Involved Field Radiotherapy
Clinical target volume; Conformal techniques; Partial field radiotherapy
Involved field radiotherapy delivers the full therapeutic dose of radiation from three dimensions to only the areas involved by the cancer, and usually a 1 cm or 2 cm surrounding the tumor or tumor bed post-resection. It is useful when the neoplasm is close to critical body tissues, organs, or structures because less normal tissue is in the field of radiation. It is used for several types of cancers, including lymphoma, esophageal, liver, pancreatic, lung, breast, prostate, and brain neoplasms. Currently, delivery of radiation to the involved field can be done by several techniques, including conformal radiotherapy, intensity modulated radiotherapy (IMRT), and proton beam techniques such as proton pencil beam scanning. Total doses and dose fractions are typically higher than those given in whole brain treatments but lower than those used in radiosurgery. The clinical target volumes include the...
References and Readings

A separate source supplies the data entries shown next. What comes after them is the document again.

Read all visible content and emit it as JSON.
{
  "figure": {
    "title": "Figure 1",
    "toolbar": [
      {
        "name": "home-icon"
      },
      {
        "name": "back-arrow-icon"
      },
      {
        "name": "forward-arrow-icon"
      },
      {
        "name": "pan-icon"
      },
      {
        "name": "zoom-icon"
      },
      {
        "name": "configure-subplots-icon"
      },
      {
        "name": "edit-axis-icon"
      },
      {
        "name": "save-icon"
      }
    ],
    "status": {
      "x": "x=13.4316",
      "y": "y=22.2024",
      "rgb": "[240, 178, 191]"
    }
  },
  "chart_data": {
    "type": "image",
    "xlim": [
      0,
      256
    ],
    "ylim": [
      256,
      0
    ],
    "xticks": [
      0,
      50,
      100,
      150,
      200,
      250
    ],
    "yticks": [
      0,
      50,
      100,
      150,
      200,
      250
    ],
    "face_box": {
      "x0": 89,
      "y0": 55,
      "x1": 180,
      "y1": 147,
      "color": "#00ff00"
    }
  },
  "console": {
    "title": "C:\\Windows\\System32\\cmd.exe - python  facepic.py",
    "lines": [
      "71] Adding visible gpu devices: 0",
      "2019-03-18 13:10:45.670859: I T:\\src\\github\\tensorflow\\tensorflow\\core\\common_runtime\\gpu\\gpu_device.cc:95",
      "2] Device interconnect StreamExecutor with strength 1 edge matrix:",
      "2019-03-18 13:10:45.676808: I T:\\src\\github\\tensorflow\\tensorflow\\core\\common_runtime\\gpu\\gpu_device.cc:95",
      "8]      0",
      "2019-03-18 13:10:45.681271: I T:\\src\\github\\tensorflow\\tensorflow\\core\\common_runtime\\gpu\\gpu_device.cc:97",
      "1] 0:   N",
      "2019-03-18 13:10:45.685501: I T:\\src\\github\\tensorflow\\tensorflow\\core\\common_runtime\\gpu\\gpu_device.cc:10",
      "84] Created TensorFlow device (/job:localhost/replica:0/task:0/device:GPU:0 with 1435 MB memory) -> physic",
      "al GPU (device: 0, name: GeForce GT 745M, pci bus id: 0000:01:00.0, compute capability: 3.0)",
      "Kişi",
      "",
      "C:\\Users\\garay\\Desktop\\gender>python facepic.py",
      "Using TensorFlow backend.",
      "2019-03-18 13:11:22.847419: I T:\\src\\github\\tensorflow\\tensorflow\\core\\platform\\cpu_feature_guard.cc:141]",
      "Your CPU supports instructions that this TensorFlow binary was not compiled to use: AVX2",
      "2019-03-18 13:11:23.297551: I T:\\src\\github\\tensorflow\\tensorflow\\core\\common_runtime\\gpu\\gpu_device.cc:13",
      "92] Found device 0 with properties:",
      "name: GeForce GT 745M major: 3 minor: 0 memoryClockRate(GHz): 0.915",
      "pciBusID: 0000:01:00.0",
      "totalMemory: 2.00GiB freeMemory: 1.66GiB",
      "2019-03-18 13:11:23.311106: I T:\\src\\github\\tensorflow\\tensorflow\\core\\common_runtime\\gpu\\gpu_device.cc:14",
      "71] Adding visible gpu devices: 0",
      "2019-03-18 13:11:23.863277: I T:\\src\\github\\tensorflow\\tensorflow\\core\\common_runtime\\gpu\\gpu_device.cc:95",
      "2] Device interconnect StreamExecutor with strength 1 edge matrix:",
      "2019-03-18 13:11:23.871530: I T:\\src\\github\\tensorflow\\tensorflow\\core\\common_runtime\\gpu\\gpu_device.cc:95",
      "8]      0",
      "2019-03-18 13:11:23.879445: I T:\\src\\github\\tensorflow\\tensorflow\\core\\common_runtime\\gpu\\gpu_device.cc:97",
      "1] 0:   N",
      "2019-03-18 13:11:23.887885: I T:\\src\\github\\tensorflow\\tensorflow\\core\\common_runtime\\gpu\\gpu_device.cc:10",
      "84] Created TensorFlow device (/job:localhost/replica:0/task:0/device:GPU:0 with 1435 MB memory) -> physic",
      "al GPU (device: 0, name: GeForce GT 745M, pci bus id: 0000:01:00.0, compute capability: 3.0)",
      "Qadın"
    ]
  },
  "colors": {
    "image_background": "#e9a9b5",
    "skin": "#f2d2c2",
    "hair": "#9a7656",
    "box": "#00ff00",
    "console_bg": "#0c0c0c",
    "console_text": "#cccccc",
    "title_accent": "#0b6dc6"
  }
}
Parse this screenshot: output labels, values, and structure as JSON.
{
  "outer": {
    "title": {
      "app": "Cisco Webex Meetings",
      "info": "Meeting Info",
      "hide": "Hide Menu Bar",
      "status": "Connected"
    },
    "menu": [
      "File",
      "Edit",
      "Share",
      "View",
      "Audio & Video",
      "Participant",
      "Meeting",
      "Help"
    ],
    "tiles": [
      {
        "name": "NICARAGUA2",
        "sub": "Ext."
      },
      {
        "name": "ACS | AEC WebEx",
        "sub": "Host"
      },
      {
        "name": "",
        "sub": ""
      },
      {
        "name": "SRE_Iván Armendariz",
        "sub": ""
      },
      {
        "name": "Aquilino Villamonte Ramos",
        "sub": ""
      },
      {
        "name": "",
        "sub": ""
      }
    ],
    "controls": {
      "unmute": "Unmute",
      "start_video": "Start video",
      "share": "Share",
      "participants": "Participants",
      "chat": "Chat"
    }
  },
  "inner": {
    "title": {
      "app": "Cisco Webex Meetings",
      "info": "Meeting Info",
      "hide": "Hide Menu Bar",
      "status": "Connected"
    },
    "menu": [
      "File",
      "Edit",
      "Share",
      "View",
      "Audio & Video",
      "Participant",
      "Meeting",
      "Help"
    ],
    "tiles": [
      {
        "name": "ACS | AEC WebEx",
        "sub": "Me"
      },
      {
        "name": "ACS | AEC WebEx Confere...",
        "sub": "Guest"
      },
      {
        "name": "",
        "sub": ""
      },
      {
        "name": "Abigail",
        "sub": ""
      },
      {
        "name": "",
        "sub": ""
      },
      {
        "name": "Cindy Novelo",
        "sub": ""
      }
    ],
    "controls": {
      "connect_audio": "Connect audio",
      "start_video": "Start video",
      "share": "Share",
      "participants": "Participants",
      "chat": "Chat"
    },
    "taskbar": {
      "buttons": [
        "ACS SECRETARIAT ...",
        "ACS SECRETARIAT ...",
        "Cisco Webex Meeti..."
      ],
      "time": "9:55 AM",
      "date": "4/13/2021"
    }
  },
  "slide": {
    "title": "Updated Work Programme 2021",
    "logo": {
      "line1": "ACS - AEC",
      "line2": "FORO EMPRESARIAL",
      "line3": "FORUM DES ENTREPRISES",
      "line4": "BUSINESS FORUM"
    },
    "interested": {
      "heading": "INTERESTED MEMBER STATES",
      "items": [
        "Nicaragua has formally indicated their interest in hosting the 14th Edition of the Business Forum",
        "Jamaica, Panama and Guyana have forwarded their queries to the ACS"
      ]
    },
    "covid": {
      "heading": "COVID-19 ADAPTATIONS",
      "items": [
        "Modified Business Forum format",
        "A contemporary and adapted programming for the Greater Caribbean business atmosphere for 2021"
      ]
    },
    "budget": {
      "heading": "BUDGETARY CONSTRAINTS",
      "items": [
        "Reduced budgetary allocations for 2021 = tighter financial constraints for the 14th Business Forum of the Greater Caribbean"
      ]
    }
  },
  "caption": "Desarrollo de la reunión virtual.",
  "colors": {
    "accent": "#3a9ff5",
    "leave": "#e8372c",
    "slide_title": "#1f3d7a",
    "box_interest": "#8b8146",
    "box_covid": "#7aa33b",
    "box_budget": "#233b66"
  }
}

- Kahn, F. (1994). The physics of radiation therapy (2nd ed.). Baltimore: Williams & Wilkins.Google Scholar